However, if making your own pastimes is too much like hard work then why not go to a place where all the work is done for you. Bellewaerde is a fairly traditional theme park in very pleasant surroundings (Although like most of the area they were once a muddy battlefield) but there is another park 40 minutes away aimed at young children. Today it is called Plopsaland De Panne and is one of a chain of Plopsa-things. Plopsa is, I think, a cartoon gnome of some description but I notice that the website is still covered in little cartoon bees. This is relevant because when I first went to Plopsaland 30 years ago, it was known as Meli Park and was dedicated to honey. Yes, a theme park dedicated to honey! I might have appreciated it more but I was more concerned with the fact that as a park aimed at youngsters, it was impossible to get a beer anywhere, You’d have thought they would have had some honey mead or something.
One of things I most remember about Meli Park were the dancing fountains (which for all I know are still part of Plopsaland). I have seen similar things many times since but I’m pretty sure that was the first time I had seen them. As a jet of water arced across a lake and splashed into the water, a new jet rose from that very point and curved away to a different part of the lake. This was repeated several times until the jet returned to whence it began and then the journey began again. For all the world it looked as if a single jet was worming it’s way around the lake. I was very impressed!
But then the continental Europeans do sculptures of this nature very well indeed. My favourite sits in a roundabout on the outskirts of Ieper and has done for many a year. It is a tap that spouts water and appears magically suspended in mid-air. It is more impressive than the giant hop on the outskirts of Poperinge but spotting that did at least mean we were only a few minutes from our destination.

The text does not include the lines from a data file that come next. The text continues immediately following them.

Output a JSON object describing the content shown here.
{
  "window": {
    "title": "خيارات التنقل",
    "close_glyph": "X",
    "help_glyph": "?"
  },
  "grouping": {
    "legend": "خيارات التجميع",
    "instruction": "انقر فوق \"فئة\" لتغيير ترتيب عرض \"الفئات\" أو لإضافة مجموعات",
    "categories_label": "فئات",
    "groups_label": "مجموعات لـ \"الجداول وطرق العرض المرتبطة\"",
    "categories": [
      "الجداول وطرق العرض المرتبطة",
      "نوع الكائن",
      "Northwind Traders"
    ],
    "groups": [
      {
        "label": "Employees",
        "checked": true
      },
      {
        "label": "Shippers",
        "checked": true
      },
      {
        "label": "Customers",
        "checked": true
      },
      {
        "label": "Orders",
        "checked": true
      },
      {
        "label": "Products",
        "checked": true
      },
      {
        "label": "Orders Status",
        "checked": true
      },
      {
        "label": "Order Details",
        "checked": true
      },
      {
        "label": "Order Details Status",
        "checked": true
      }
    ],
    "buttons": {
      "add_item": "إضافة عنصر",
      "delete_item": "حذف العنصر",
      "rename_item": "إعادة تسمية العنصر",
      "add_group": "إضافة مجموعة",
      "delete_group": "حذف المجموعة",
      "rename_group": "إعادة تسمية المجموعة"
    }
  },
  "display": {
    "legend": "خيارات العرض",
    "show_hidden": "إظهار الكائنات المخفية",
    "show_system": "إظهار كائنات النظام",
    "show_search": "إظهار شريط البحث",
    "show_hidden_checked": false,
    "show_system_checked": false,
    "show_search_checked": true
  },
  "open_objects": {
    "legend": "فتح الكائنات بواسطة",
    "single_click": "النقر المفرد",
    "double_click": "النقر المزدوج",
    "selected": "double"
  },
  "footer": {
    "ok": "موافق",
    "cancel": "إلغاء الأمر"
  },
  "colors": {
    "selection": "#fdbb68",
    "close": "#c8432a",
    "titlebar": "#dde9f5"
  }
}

So this has been a quick look at the Flemish psyche. Perhaps I shall have more to say after my eagerly anticipated return next week. But for now that’s it, to which you might reply helaas pindakaas (Which roughly translates as unfortunate peanut butter) but is a Flemish expression for ‘that’s a shame’.